7 days of WordPress plugins, themes & templates - for free!* Unlimited asset downloads! Start 7-Day Free Trial
  1. Code
  2. Corona SDK

Corona SDK: Creating an In-App Web View

Scroll to top
Read Time: 5 mins

When developing mobile applications, there are times when a full featured web browser will be needed but allowing your user to leave your application is not an option. In this tutorial, you will learn how to embed a WebKit instance into your application, preventing the user from needing to leave the app to browse a web site.

Web View Application Overview

WebView Figure 1WebView Figure 1WebView Figure 1

Using the Corona native class and the showWebPopup() method, we'll embed a browser instance and display a button to go back to the app content.

Select Target Device

The first thing you have to do is select the platform you want to run your app, this way you'll be able to choose the size for the images you will use.

The iOS platform has these caracteristics:

  • iPad: 1024x768px, 132 ppi
  • iPhone/iPod Touch: 320x480px, 163 ppi
  • iPhone 4: 960x640px, 326 ppi

Because Android is an open platform, there are many different devices and resolutions. A few of the more common screen characteristics are:

  • Nexus One: 480x800px, 254 ppi
  • Droid: 854x480px, 265 ppi
  • HTC Legend: 320x480px, 180 ppi

In this tutorial we'll be focusing on the iOS platform, specifically developing for distribution to an iPhone/iPod touch.


We'll create a basic interface featuring a button that will call the web view when pressed, we'll also work with text that will serve as feedback.

Exporting PNG's

Depending on the device you have selected you will need to export the graphics in the recommended PPI, you can do that in your favorite image editor.

I used the Adjust Size... function in the Preview app in Mac OS X.

Remember to give the images a descriptive name and to save them in your project folder.


Time to write our application!

Open your prefered Lua editor (any Text Editor will work, but you won't have syntax highlighting) and prepare to write your awesome app.

Hide Status Bar

First, we hide the status bar, this is the bar on top of the screen that shows the time, signal and other indicators.


Now we add the app background.

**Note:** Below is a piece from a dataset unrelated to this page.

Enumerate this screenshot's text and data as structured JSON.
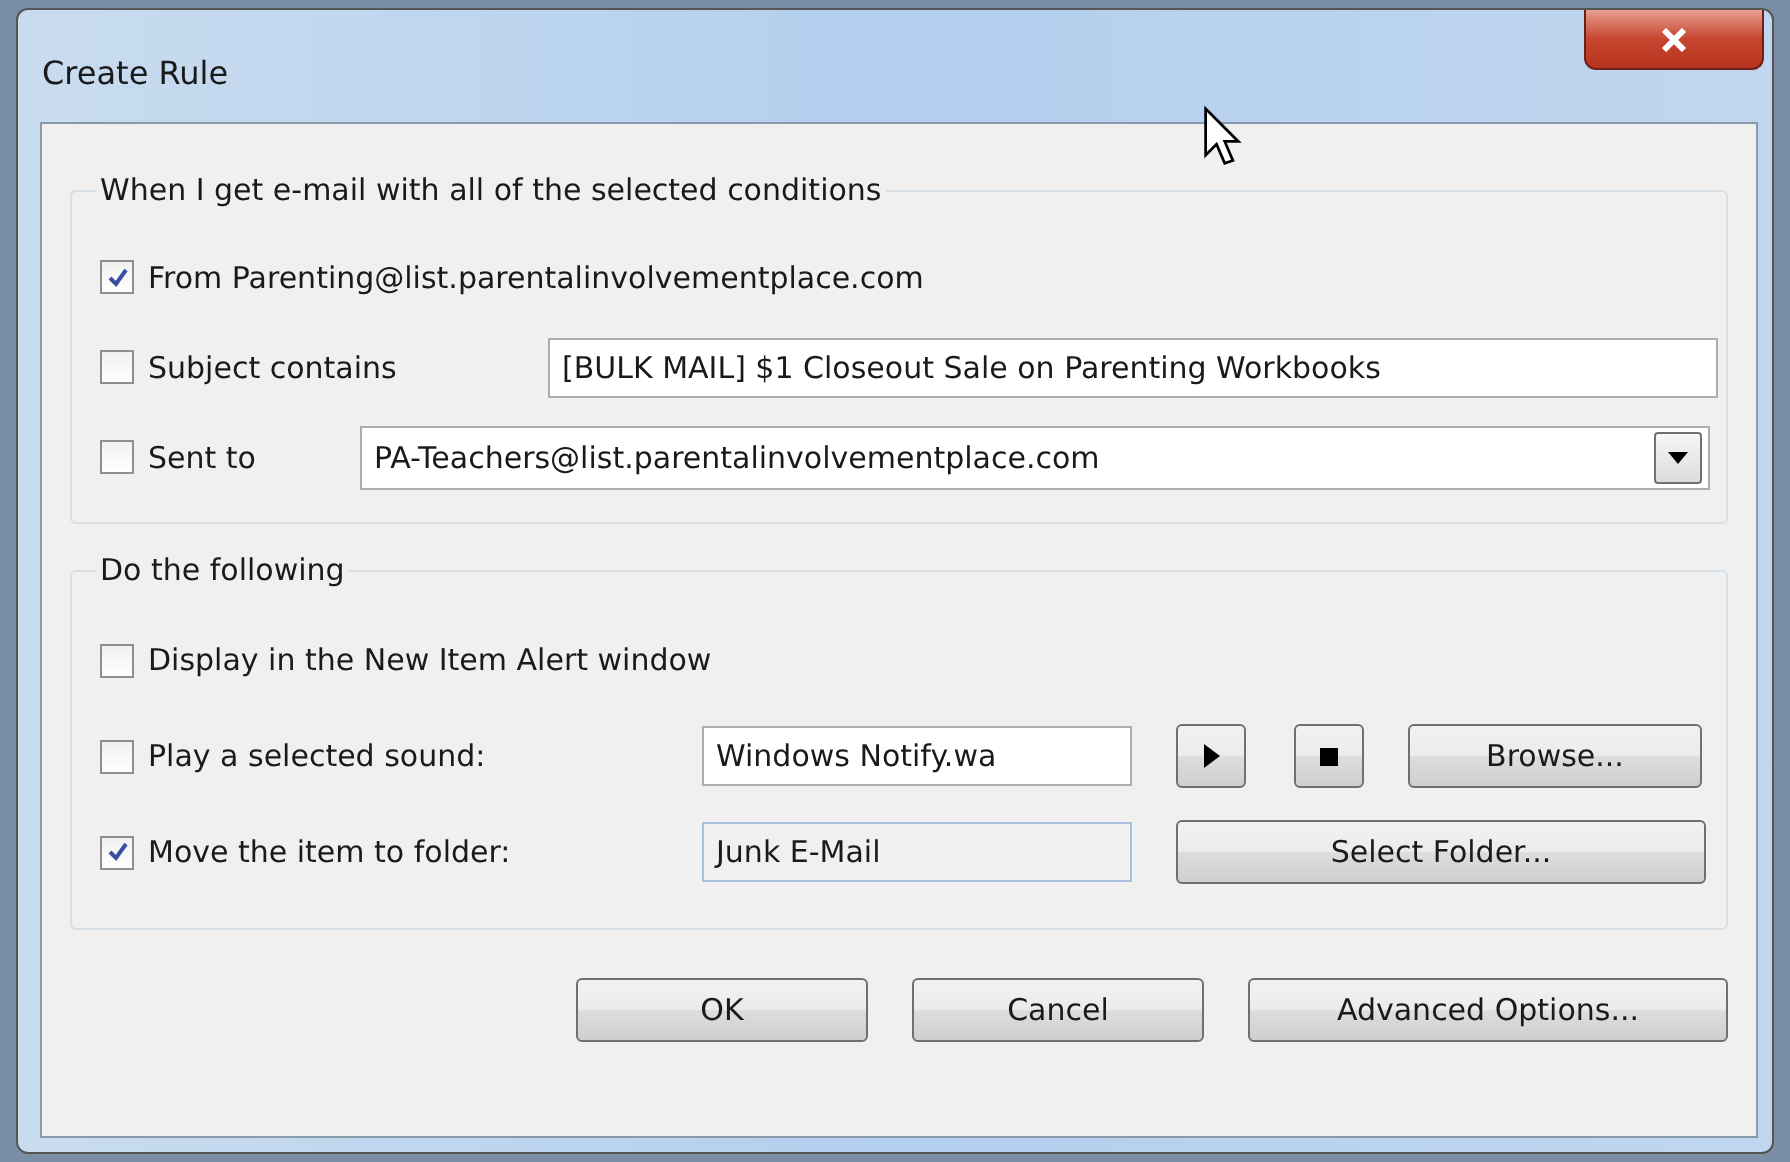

This line creates the local variable background and uses the display API to add the specified image to the stage. By default, the image is added to 0,0 using the top left corner as the reference point.


Repeat the process with the logo image, placing it in the top-center of the stage.


The next lines will create the text in the center of the stage, normally, we'll just need one TextField, but apparently the newline (\n) character isn't working with the newText method at this moment.

Go Button

This button will call the web view, this code adds it to the stage.

Bottom Bar

When the user activates the web view a bar will be shown in the bottom of the screen, this bar will contain a button that will remove the web view and show the app content back.

The following code adds the bottom bar and makes it hidden by default.

Back Button

The back button that will remove the web view (also hidden by default).

Back Function

This function will be executed by the back button. It hides the bottom bar and back button and it also removes the web popup.

Go Button Function

This code will call the web popup and make the bottom bar and back button visible to the user.

The web popup method has the following parameters:

  • x: The x position where the popup will be added
  • y: The y position where the popup will be added
  • width: Size of the web popup
  • height: Size of the web popup
  • URL: The default url that the popup will open


The next lines add the required listeners to the screen buttons.


If everything is working as expected, we are almost ready to build our app for device testing. Just one more thing: the application icon.

Using the graphics you created before you can create a nice and good looking icon, the icon size for the iPhone icon is 57x57px (114x114px for the iPhone 4 retina display), but the iTunes store uses a 512x512px version so it's better to create your icon in this size.

It doesn't need to have the rounded corners or the transparent glare, iTunes and the iPhone will do that for you.


Displaying web content from inside your application will prevent your app users from leaving your app to access a web site and generally creates a more pleasant user experience. Thanks for reading this tutorial. I hope you've found it useful!

Did you find this post useful?
Want a weekly email summary?
Subscribe below and we’ll send you a weekly email summary of all new Code tutorials. Never miss out on learning about the next big thing.
Looking for something to help kick start your next project?
Envato Market has a range of items for sale to help get you started.